Read On Canada! is a coalition of 16 non-profit organizations, including the Canadian Children's Literacy Foundation, First Book Canada, Harvest Manitoba and Dolly Parton's Imagination Library, whose goal is to assist with children's literacy during the pandemic. (Submitted by Read On! Canada)

Read On Canada!/Lisons Canada! has won a 2021 World Literacy Award in the category of Significant Contribution to Literacy in Response to the Pandemic. 

Read On Canada!/Lisons Canada! is ​​a group of Canadian reading advocates and food bank partners with a mandate of providing books and reading resources to children. Canadian Children's Literacy Foundation is the coordinating partner of the coalition.

The participating non-profit organizations include the Canadian Children's Literacy Foundation, First Book Canada, Harvest Manitoba and Dolly Parton's Imagination Library.

The coalition first formed around May 2020, after libraries and schools had been closed down across Canada for weeks. 

Since the pandemic started, the group has been distributing books in communities across Canada through food banks and sharing a range of online reading activities for children.

The coalition has distributed more than 150,000 books in both French and English to over 230 food banks or food-related provinces in every province and territory across Canada.

LISTEN | Literacy skills low in many Canadian kids:

Ariel Siller is the CEO of the Canadian Children's Literacy Foundation. She joined London Morning to talk about the launch of the Read On Canada initiative to help support families. 6:45

The 2021 award ceremony took place virtually on Sept. 8, International Literacy Day, in London.

"As a coalition of literacy groups and food banks, our goal is to empower all children to thrive on their reading journeys, even during the COVID-19 pandemic," Ariel Siller, CEO of Canadian Children's Literacy Foundation, said in a statement.

"We're grateful to the many food banks across Canada that were part of Read On Canada! this summer, and to the publishers and other supporters who have made the initiative possible."

Harvest Manitoba, a food distributor based in Winnipeg, are part of the Read On Canada! children's literacy initiative. Pictured above: Colleen McVarish, director of corporate partnerships (left), and Mika Peterson, community events manager. (Submitted by Canadian Children's Literacy Foundation)

The World Literacy Awards celebrate individuals and organizations annually for their outstanding endeavours to promote literacy learning. 

Other winners this year include ​​Malaika, a nonprofit organization empowering girls and their communities in the Democratic Republic of Congo, Julian Lennon, whose White Feather Foundation supports education, health, conservation and Indigenous cultures, and Ginny Williams-Ellis, the chief executive of the nonprofit Read Easy UK.

The awards are an initiative of the World Literacy Foundation, a peak global literacy charity and the World Literacy Council.
You can find out more on the World Literacy Awards website.

Add some “good” to your morning and evening.

A variety of newsletters you'll love, delivered straight to you.

Sign up now

Comments
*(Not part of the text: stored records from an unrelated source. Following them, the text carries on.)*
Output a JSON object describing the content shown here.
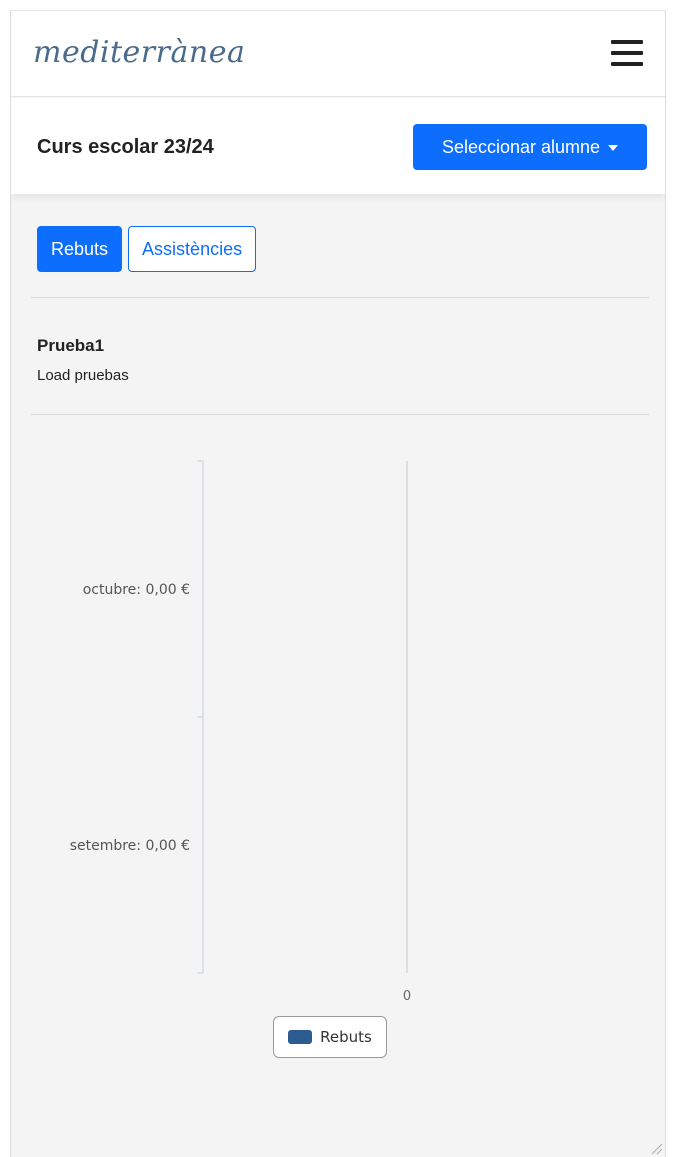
{
  "app": {
    "logo_text": "mediterrànea"
  },
  "header": {
    "school_year": "Curs escolar 23/24",
    "select_student_label": "Seleccionar alumne"
  },
  "tabs": [
    {
      "label": "Rebuts",
      "active": true
    },
    {
      "label": "Assistències",
      "active": false
    }
  ],
  "student": {
    "name": "Prueba1",
    "subtitle": "Load pruebas"
  },
  "chart_data": {
    "type": "bar",
    "orientation": "horizontal",
    "categories": [
      "octubre: 0,00 €",
      "setembre: 0,00 €"
    ],
    "series": [
      {
        "name": "Rebuts",
        "values": [
          0,
          0
        ],
        "color": "#2d5c91"
      }
    ],
    "x_ticks": [
      "0"
    ],
    "legend_position": "bottom"
  }
}
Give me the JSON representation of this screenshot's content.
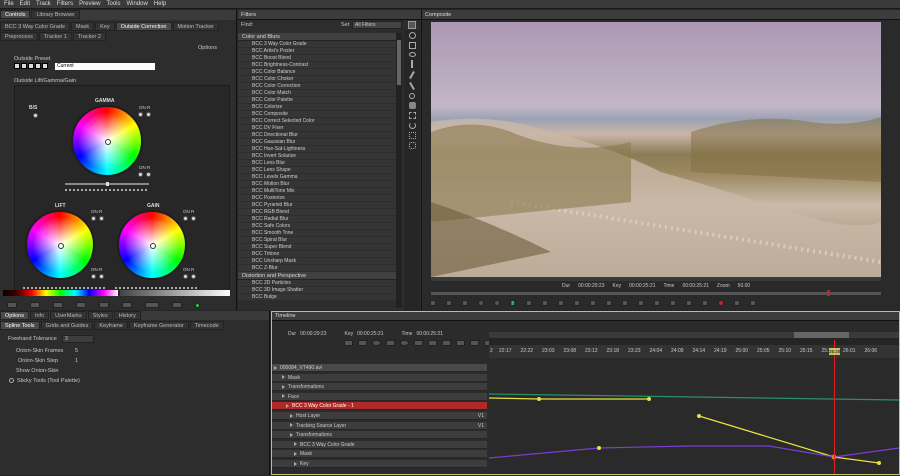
{
  "menu": [
    "File",
    "Edit",
    "Track",
    "Filters",
    "Preview",
    "Tools",
    "Window",
    "Help"
  ],
  "left_panel": {
    "header_tabs": [
      "Controls",
      "Library Browser"
    ],
    "tabs1": [
      "BCC 3 Way Color Grade",
      "Mask",
      "Key",
      "Outside Correction",
      "Motion Tracker"
    ],
    "tabs2": [
      "Preprocess",
      "Tracker 1",
      "Tracker 2"
    ],
    "options": "Options",
    "outside_preset_label": "Outside Preset",
    "preset_value": "Current",
    "section_label": "Outside Lift/Gamma/Gain",
    "bs": "B/S",
    "gamma": "GAMMA",
    "lift": "LIFT",
    "gain": "GAIN",
    "on_r": "ON R"
  },
  "bottom_left": {
    "tabs": [
      "Options",
      "Info",
      "UserMarks",
      "Styles",
      "History"
    ],
    "subtabs": [
      "Spline Tools",
      "Grids and Guides",
      "Keyframe",
      "Keyframe Generator",
      "Timecode"
    ],
    "freehand_label": "Freehand Tolerance",
    "freehand_value": "3",
    "onion_frames_label": "Onion-Skin Frames",
    "onion_frames_value": "5",
    "onion_step_label": "Onion-Skin Step",
    "onion_step_value": "1",
    "show_onion": "Show Onion-Skin",
    "sticky": "Sticky Tools (Tool Palette)"
  },
  "filters": {
    "title": "Filters",
    "find": "Find:",
    "set": "Set",
    "all_filters": "All Filters",
    "cat1": "Color and Blurs",
    "items": [
      "BCC 3 Way Color Grade",
      "BCC Artist's Poster",
      "BCC Boost Blend",
      "BCC Brightness-Contrast",
      "BCC Color Balance",
      "BCC Color Choker",
      "BCC Color Correction",
      "BCC Color Match",
      "BCC Color Palette",
      "BCC Colorize",
      "BCC Composite",
      "BCC Correct Selected Color",
      "BCC DV Fixer",
      "BCC Directional Blur",
      "BCC Gaussian Blur",
      "BCC Hue-Sat-Lightness",
      "BCC Invert Solarize",
      "BCC Lens Blur",
      "BCC Lens Shape",
      "BCC Levels Gamma",
      "BCC Motion Blur",
      "BCC MultiTone Mix",
      "BCC Posterize",
      "BCC Pyramid Blur",
      "BCC RGB Blend",
      "BCC Radial Blur",
      "BCC Safe Colors",
      "BCC Smooth Tone",
      "BCC Spiral Blur",
      "BCC Super Blend",
      "BCC Tritone",
      "BCC Unsharp Mask",
      "BCC Z-Blur"
    ],
    "cat2": "Distortion and Perspective",
    "items2": [
      "BCC 2D Particles",
      "BCC 3D Image Shatter",
      "BCC Bulge"
    ]
  },
  "composite": {
    "title": "Composite",
    "dur_label": "Dur",
    "dur": "00:00:29:23",
    "key_label": "Key",
    "key": "00:00:25:21",
    "time_label": "Time",
    "time": "00:00:25:21",
    "zoom_label": "Zoom",
    "zoom": "50.00"
  },
  "timeline": {
    "title": "Timeline",
    "dur_label": "Dur",
    "dur": "00:00:29:23",
    "key_label": "Key",
    "key": "00:00:25:21",
    "time_label": "Time",
    "time": "00:00:25:21",
    "ruler": [
      "2",
      "22:17",
      "22:22",
      "23:03",
      "23:08",
      "23:13",
      "23:18",
      "23:23",
      "24:04",
      "24:09",
      "24:14",
      "24:19",
      "25:00",
      "25:05",
      "25:10",
      "25:15",
      "25:20",
      "26:01",
      "26:06"
    ],
    "playhead_label": "25:20",
    "tracks": [
      "000084_VT490.avi",
      "Mask",
      "Transformations",
      "Face",
      "BCC 3 Way Color Grade - 1",
      "Host Layer",
      "Tracking Source Layer",
      "Transformations",
      "BCC 3 Way Color Grade",
      "Mask",
      "Key"
    ],
    "vi": "V1"
  },
  "colors": {
    "accent": "#c0272d",
    "selected_track": "#b02a2a",
    "timeline_border": "#c7c26a"
  }
}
To encourage thoughtful and respectful conversations, first and last names will appear with each submission to CBC/Radio-Canada's online communities (except in children and youth-oriented communities). Pseudonyms will no longer be permitted.

By submitting a comment, you accept that CBC has the right to reproduce and publish that comment in whole or in part, in any manner CBC chooses. Please note that CBC does not endorse the opinions expressed in comments. Comments on this story are moderated according to our Submission Guidelines. Comments are welcome while open. We reserve the right to close comments at any time.

Become a CBC Member

Join the conversation  Create account

Already have an account?

now